◆ WHAT TO PRODUCE: You are asked to filter the data below and copy every line holding "registration".

(Entries from a dataset of interfaces)
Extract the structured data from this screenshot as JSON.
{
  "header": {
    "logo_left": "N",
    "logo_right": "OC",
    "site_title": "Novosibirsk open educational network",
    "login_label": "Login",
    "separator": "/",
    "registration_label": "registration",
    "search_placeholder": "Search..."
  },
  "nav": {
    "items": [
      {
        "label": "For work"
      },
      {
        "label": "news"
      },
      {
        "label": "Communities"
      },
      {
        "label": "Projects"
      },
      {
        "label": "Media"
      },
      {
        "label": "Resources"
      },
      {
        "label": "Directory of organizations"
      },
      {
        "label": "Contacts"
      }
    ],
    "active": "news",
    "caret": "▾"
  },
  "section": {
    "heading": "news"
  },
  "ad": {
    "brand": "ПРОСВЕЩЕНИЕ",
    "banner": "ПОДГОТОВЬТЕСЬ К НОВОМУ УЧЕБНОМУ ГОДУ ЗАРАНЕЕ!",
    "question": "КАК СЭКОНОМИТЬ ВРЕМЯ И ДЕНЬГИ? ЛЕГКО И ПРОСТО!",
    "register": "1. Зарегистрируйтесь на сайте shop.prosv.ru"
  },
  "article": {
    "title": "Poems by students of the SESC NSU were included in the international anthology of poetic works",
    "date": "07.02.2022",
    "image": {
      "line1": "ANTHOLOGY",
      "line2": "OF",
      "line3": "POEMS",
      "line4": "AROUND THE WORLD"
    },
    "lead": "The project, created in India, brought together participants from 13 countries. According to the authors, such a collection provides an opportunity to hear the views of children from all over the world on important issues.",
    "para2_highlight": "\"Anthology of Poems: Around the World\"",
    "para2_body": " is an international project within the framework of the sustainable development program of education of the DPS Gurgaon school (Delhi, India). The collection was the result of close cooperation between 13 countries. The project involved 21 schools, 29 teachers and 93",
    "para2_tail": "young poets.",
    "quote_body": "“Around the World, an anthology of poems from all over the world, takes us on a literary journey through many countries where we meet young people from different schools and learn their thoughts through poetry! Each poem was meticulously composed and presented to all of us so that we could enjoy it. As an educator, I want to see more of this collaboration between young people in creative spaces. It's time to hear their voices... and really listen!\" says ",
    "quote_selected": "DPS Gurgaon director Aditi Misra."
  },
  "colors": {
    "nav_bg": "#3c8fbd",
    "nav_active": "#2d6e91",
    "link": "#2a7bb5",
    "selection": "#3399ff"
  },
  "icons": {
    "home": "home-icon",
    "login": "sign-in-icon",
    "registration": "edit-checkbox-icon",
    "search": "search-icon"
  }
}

◆ RESPONSE BELOW:
    "registration_label": "registration",
    "registration": "edit-checkbox-icon",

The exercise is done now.